Most current browsers support ESModules. This is the way the ECMAScript standard defines import modules. However, because it’s come late to the party after UMD and CommonJS modules, they are not widely used on client-side code. One of the problems is how to reference the modules we want to import.

Import maps are a way to map the names of imported packages to the full path on the filesystem allowing developers to use bare module import.

At their simplest, import maps are a list of tuples in the form of <package-name>: <path-to-package>

The following example gives Lodash the identified Lodash, like so:

<script type="importmap">
{
  "imports": {
    "lodash": "/node_modules/lodash-es/lodash.js"
  }
}
</script>

Then you can do the following in your module scripts:

<script type="module">
import { partition } from "lodash";

partition(users, 'active');
</script>

Then start a server in the root of your project where your package.json and node_modules folder live. And that’s python3 -m http.server or whichever you prefer.

Now you can import your module scripts with the bare module syntax directly in the browser without intermediate build steps.

The devil is in the details

There are two issues that make this technique more difficult to use than it should be right now.

Browser support

The first one is browser support. Import Maps are currently only supported in Chromium browsers (Chrome, Edge, Opera among others). They are not supported in Firefox and Safari.

The es-module-shims package can polyfill import maps (and other module-related specifications) for older browsers.

It requires some changes to our code. First, we need to load es-module-shims using a script tag with the defer attribute so it won’t block rendering.

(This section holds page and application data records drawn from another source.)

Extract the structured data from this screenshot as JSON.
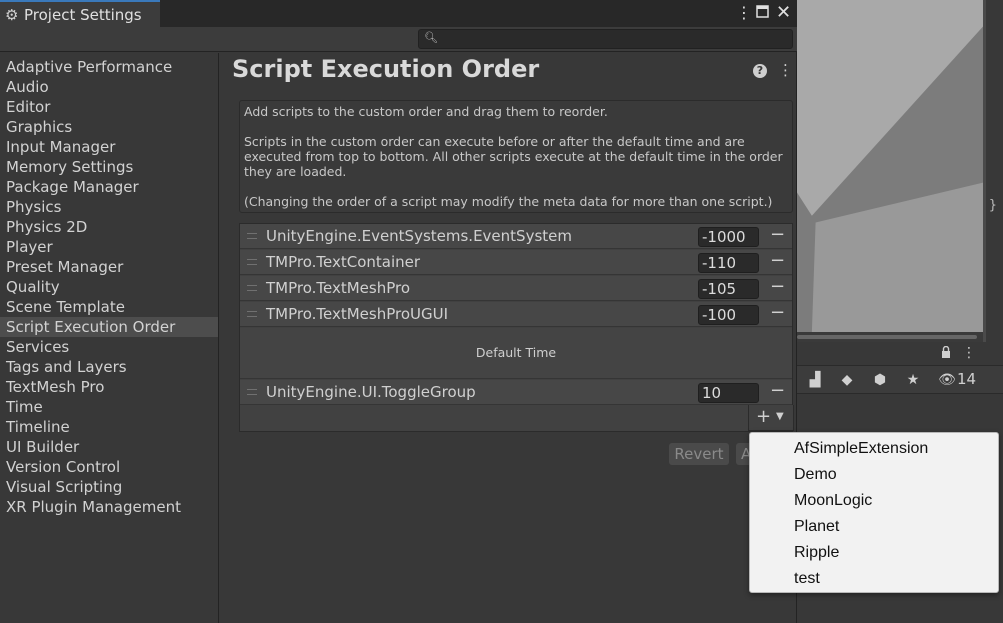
{
  "window": {
    "tab_title": "Project Settings",
    "search_placeholder": ""
  },
  "sidebar": {
    "items": [
      "Adaptive Performance",
      "Audio",
      "Editor",
      "Graphics",
      "Input Manager",
      "Memory Settings",
      "Package Manager",
      "Physics",
      "Physics 2D",
      "Player",
      "Preset Manager",
      "Quality",
      "Scene Template",
      "Script Execution Order",
      "Services",
      "Tags and Layers",
      "TextMesh Pro",
      "Time",
      "Timeline",
      "UI Builder",
      "Version Control",
      "Visual Scripting",
      "XR Plugin Management"
    ],
    "selected": "Script Execution Order"
  },
  "main": {
    "title": "Script Execution Order",
    "info": {
      "line1": "Add scripts to the custom order and drag them to reorder.",
      "line2": "Scripts in the custom order can execute before or after the default time and are",
      "line3": "executed from top to bottom. All other scripts execute at the default time in the order",
      "line4": "they are loaded.",
      "line5": "(Changing the order of a script may modify the meta data for more than one script.)"
    },
    "scripts_before": [
      {
        "name": "UnityEngine.EventSystems.EventSystem",
        "order": "-1000"
      },
      {
        "name": "TMPro.TextContainer",
        "order": "-110"
      },
      {
        "name": "TMPro.TextMeshPro",
        "order": "-105"
      },
      {
        "name": "TMPro.TextMeshProUGUI",
        "order": "-100"
      }
    ],
    "default_time_label": "Default Time",
    "scripts_after": [
      {
        "name": "UnityEngine.UI.ToggleGroup",
        "order": "10"
      }
    ],
    "revert_label": "Revert",
    "apply_label": "A"
  },
  "dropdown": {
    "items": [
      "AfSimpleExtension",
      "Demo",
      "MoonLogic",
      "Planet",
      "Ripple",
      "test"
    ]
  },
  "background_panel": {
    "visible_count": "14"
  }
}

<script
        defer 
        src="es-module-shims.js">
</script>

The value for the type attribute for the import map changes to importmap-shim so it can use the shim script we loaded.

<script type="importmap-shim">
{
  "imports": {
    "lodash": "/node_modules/lodash-es/lodash.js"
  }
}
</script>

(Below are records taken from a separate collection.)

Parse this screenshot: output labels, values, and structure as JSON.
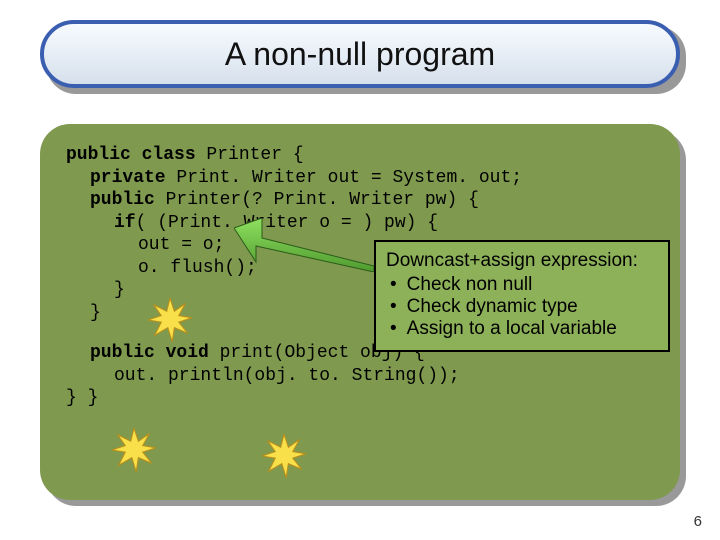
{
  "title": "A non-null program",
  "code": {
    "l1": {
      "kw1": "public class",
      "rest": " Printer {"
    },
    "l2": {
      "kw1": "private",
      "rest": " Print. Writer out = System. out;"
    },
    "l3": {
      "kw1": "public",
      "rest": " Printer(? Print. Writer pw) {"
    },
    "l4": {
      "kw1": "if",
      "rest": "( (Print. Writer o = ) pw) {"
    },
    "l5": "out = o;",
    "l6": "o. flush();",
    "l7": "}",
    "l8": "}",
    "l9": {
      "kw1": "public void",
      "rest": " print(Object obj) {"
    },
    "l10": "out. println(obj. to. String());",
    "l11": "} }"
  },
  "callout": {
    "heading": "Downcast+assign expression:",
    "items": [
      "Check non null",
      "Check dynamic type",
      "Assign to a local variable"
    ]
  },
  "colors": {
    "code_bg": "#7f9a4f",
    "callout_bg": "#8db158",
    "title_border": "#3a5fb0",
    "arrow_fill": "#6fbf44",
    "burst_fill": "#f7e04a"
  },
  "slide_number": "6"
}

Likewise, the type attribute for module scripts changes to module-shim so it can use the import map we defined.

<script type="module-shim">
  import { partition } from "lodash";
  // ...
  partition(users, 'active');
</script>

The order of the scripts does matter. In any other order, the scripts will not work and you will get an error.

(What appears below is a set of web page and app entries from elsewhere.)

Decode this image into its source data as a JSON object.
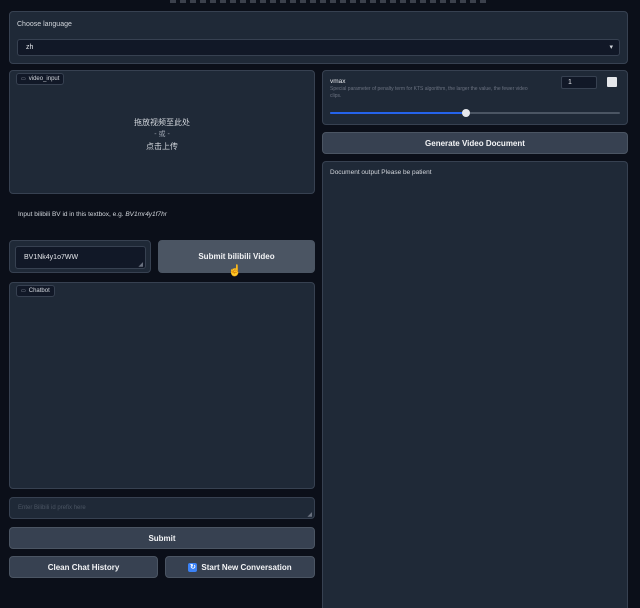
{
  "language": {
    "label": "Choose language",
    "value": "zh"
  },
  "video_input": {
    "tag": "video_input",
    "drop_text": "拖放视频至此处",
    "or_text": "- 或 -",
    "click_text": "点击上传"
  },
  "bv_hint": {
    "text": "Input bilibili BV id in this textbox, e.g.",
    "example": "BV1mr4y1f7hr"
  },
  "bv_input": {
    "value": "BV1Nk4y1o7WW"
  },
  "submit_video_label": "Submit bilibili Video",
  "chatbot": {
    "tag": "Chatbot"
  },
  "question_input": {
    "placeholder": "Enter Bilibili id prefix here"
  },
  "submit_label": "Submit",
  "clean_history_label": "Clean Chat History",
  "new_conv": {
    "icon": "refresh-icon",
    "label": "Start New Conversation"
  },
  "vmax": {
    "label": "vmax",
    "description": "Special parameter of penalty term for KTS algorithm, the larger the value, the fewer video clips.",
    "value": "1",
    "fraction": 0.47
  },
  "generate_label": "Generate Video Document",
  "doc_output": {
    "label": "Document output Please be patient"
  },
  "colors": {
    "background": "#0b0f19",
    "panel": "#1f2937",
    "button": "#374151",
    "slider": "#2563eb"
  }
}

ESM Module availablity

The second issue is that not all packages in NPM are available as ESModules.

Tools like Snowpack can help deal with this. In its simplest use Snowpack “re-installs your dependencies as single JS files to a new web_modules/ directory” to be used with import commands.

You can either run Snopwack manually in your directory:

npx snowpack dev

or run it as an NPM script:

"scripts": {
  "prepare": "snowpack dev"
}

Snowpack will generate a web_modules directories that you’ve specified as dependencies in your package.json and an import map file that you can use to import the modules.

If you need to use packages that are not defined as dependencies in your project’s package.json you can define them as part of your package.json definition

"snowpack": {
  "dependencies": [
    "file1",
    "file2",
    "core-js",
    "module1",
    "module2",
    "moodule3"
  ]
}

It is not an ideal solution, but it works and provides an interim solution until all modules are available as ESModules.